The Holy Trinity of Andalusian cuisine and culture – the grape, the olive, and the orange – has long had a home at Zahara de la Sierra, Cadiz, perched up on the northern borderline of what is probably the province’s single most important natural asset: the Sierra de Grazalema Natural Park. I went there to Zahara to take a walk around and up and down.
Over the ages, the town has seen its fair share of changes. Now Zahara is defined by two things: the olive grove and the dam below. But the ubiquitous olive has not always been the crop of choice here. Not so long ago, the people of Zahara de la Sierra were a wine-loving, wine-guzzling people; the town’s surrounds covered from valley floor to mountain top in vines.
But the Great Wine Blight – the phylloxera bug that destroyed much of Europe’s vine stock in the nineteenth century – came too to Zahara and wreaked havoc upon its vines. Not knowing what to do, the townspeople tried everything, even inundating the whole valley floor in a desperate attempt to salvage the wine by drowning the little bug. But the phylloxera was strong, and here the practise of grafting old-world vines onto new-world root came too late; and the olive replaced the grape.
And just as the phylloxera bug killed off the vine, now there is another bug culling off cacti all across Andalusia. The Cochineal bug is its name, and red-dye was once its fame. This bug sinks its pincers into the meat of the cactus and lays its eggs there, creating a white, fluffy, sticky substance which can be used as a natural dye, Carmine. In Oaxaca, Mexico, this bug is still used in textile production today, and the same practise was employed in the Canary Islands, Spain, which ensured that the bug population remained under control.
But upon the invention of modern chemical-based dyes the Canary Island Carmine industry collapsed, and this bug has since gradually marched across southern Spain, devouring cacti on its way. The response to this new threat is the same as the original response to the phylloxera: let the cacti die, burn, then replant, hoping the bug will have since died off in hunger.
From the top of Zahara de la Sierra you can see the valley open up out to the north of the Natural Park. The location was an obvious choice for the original Muslim inhabitants who built an impressive castle atop the rocky peak. Until the year 1407 the Arab kings ruled here in Europe’s frontier lands, and shortly after they ruled once again after taking the town from the Christian crown in 1481. But the Arab attempt at reconquest did not last long, and 1483 Zahara would be in Spanish hands once again.

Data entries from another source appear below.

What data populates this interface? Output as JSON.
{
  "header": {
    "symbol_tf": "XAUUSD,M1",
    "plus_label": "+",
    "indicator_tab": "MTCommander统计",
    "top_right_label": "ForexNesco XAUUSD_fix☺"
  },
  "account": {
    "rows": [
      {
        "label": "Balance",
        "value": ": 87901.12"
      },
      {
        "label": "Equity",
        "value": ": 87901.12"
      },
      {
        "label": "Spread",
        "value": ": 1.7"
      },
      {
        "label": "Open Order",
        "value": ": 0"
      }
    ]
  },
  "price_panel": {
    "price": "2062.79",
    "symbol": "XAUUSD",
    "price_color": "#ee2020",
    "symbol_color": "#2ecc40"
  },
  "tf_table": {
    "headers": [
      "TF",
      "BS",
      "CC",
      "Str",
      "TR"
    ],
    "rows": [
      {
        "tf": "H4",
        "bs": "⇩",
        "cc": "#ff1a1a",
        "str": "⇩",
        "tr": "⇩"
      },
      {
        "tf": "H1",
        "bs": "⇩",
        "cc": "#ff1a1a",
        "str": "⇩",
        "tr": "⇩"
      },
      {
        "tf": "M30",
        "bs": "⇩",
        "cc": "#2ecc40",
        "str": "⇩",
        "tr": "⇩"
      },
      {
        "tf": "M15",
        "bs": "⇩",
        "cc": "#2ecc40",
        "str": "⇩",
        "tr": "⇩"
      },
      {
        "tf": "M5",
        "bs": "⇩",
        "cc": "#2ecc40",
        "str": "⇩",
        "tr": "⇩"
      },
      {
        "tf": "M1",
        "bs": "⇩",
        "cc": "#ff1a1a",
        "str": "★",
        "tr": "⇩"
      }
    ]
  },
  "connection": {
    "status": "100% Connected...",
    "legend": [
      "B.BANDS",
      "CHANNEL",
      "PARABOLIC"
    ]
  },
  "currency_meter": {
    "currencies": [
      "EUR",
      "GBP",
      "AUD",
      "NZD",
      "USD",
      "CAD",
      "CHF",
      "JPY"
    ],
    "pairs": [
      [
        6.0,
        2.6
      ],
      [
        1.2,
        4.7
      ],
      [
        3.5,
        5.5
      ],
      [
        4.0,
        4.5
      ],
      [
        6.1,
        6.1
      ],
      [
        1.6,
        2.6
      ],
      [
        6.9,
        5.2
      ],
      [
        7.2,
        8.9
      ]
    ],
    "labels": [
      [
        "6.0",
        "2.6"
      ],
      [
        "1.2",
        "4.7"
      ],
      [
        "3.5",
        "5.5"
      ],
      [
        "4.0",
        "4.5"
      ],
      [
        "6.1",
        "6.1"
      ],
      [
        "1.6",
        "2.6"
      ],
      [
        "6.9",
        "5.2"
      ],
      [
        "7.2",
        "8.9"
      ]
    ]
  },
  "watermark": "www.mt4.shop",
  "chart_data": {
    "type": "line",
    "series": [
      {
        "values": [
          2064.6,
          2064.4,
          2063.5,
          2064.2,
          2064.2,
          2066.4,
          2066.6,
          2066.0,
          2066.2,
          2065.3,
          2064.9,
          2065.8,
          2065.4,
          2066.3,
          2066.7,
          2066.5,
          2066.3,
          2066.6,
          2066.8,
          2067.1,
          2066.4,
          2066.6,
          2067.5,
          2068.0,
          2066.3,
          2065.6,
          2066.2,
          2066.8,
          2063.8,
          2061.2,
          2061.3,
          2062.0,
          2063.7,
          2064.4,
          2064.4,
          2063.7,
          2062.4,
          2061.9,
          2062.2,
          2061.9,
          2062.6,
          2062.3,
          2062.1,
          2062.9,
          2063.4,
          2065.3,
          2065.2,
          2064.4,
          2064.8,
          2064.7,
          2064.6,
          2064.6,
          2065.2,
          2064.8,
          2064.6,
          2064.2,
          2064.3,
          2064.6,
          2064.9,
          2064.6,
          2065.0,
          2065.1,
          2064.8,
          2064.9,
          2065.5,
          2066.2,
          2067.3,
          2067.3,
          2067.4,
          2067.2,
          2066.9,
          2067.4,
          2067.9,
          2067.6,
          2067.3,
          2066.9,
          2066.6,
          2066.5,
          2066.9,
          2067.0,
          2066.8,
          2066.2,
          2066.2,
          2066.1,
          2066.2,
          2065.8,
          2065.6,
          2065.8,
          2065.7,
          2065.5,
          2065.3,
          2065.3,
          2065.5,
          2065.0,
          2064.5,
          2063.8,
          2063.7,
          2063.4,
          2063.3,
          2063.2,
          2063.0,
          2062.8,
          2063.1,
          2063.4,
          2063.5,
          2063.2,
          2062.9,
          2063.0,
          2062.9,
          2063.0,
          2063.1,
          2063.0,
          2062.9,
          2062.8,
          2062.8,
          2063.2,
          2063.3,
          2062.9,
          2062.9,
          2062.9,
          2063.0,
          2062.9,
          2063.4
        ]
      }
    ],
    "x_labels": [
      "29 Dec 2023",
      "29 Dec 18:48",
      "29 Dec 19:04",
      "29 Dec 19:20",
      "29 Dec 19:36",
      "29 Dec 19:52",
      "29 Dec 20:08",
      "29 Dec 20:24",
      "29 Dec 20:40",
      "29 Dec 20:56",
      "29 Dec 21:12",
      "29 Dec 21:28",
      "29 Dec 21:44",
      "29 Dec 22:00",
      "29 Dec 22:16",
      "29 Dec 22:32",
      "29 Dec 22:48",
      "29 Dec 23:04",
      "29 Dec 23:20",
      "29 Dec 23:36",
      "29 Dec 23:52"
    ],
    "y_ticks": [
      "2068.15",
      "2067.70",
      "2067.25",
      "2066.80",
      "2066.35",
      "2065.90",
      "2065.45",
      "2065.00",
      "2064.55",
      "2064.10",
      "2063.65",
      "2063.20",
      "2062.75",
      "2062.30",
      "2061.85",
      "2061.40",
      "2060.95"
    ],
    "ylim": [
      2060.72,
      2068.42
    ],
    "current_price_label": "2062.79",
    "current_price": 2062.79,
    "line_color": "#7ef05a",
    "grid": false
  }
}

Briefly the town would transfer to French hands under the conquering Napoleon, whose men barricaded themselves in the castle atop the town as they seized the province of Cadiz from the Spanish Crown. When evacuating, the French soldiers would wish the zahareños a final farewell f*#k-you by dynamiting the Moorish gate that surrounded the castle.
What remains of the Muslim reign is the name; Zahara, meaning flower; specifically, meaning the orange blossom, known in Spanish as azahar. Because here, before the olives, before even the vines, this valley was covered in a forest of orange trees. Acres upon acres of orange orchards defined the landscape and drifted their citrus aroma through the air until the twentieth century, when the valley floor was flooded to build a dam. But the orange trees were so populous, and they had been there for so long, that their acid had made the soil and the water unfit for human consumption, unfit for animal consumption, and unfit, even for irrigation. The dam was an utter failure, and today it rests there as a site for water recreation, and as something very beautiful to look at.